Under the Cooperation Afloat Readiness and Training (CARAT) program, eight Asian countries undergo annual military exercises with the US Navy.
This year’s exercises with the Kingdom are the “most complex” by far, according to Lieutenant Commander Clay Doss, US Navy public affairs officer.
“[Last year] we only had a frigate, which is not nearly capable of doing what the ship we brought this year is”, said Doss in a reference to the 155-metre-long guided-missile destroyer USS Mustin, currently achored at Sihanoukville’s port.
Sailors will hold training sessions about navigation, fire control, and boarding techniques, among others, while the Royal Cambodian Air Force will also participate for the first time in a practice search-and-rescue mission.
“It’s not one-way training, we learn as much from our current partners as they do from us”, stressed Doss.
Tea Vinh, RCN commander, said in a speech yesterday that the exercise was aimed at strengthening bilateral and regional cooperation, along with building friendship with the United States.

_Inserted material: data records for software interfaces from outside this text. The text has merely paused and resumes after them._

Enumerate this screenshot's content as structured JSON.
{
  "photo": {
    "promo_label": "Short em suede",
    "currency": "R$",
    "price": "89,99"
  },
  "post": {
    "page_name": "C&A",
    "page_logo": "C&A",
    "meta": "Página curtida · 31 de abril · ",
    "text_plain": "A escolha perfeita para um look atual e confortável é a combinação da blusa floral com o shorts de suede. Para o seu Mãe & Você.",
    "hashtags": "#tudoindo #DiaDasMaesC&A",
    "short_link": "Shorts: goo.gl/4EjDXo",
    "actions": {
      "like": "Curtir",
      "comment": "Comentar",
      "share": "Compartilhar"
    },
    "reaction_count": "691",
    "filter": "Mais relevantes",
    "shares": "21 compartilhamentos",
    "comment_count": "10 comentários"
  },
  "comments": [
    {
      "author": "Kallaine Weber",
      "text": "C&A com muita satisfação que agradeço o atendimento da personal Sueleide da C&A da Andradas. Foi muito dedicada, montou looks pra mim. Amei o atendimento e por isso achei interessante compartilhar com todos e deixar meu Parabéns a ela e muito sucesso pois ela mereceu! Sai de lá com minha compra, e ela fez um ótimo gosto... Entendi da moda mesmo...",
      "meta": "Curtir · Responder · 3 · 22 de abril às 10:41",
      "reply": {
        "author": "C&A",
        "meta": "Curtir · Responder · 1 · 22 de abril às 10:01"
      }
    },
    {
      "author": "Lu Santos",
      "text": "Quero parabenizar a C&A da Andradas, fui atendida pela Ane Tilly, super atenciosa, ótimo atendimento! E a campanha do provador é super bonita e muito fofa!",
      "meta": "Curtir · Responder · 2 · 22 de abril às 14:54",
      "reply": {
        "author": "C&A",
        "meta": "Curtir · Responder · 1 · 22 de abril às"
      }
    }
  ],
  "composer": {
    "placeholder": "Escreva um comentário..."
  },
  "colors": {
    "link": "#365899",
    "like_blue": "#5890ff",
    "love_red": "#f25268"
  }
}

“It is an annual exercise for maritime safety, security, and anti-terrorism,” Vinh told reporters afterwards.
According to the US Navy, the training exercises are meant to combat security issues such as piracy and trafficking as well as natural disasters.
However, Ian Storey, senior fellow at the Institute of Southeast Asian Studies, said in an email that such defence cooperation may have geopolitical reasons as well.
Even though CARAT was initiated in 1995 when China was not viewed as a strategic competitor, Storey said “Cambodia’s participation in CARAT only started in 2010 and could be conceived of as part of efforts by Washington to offset China’s influence in that country”.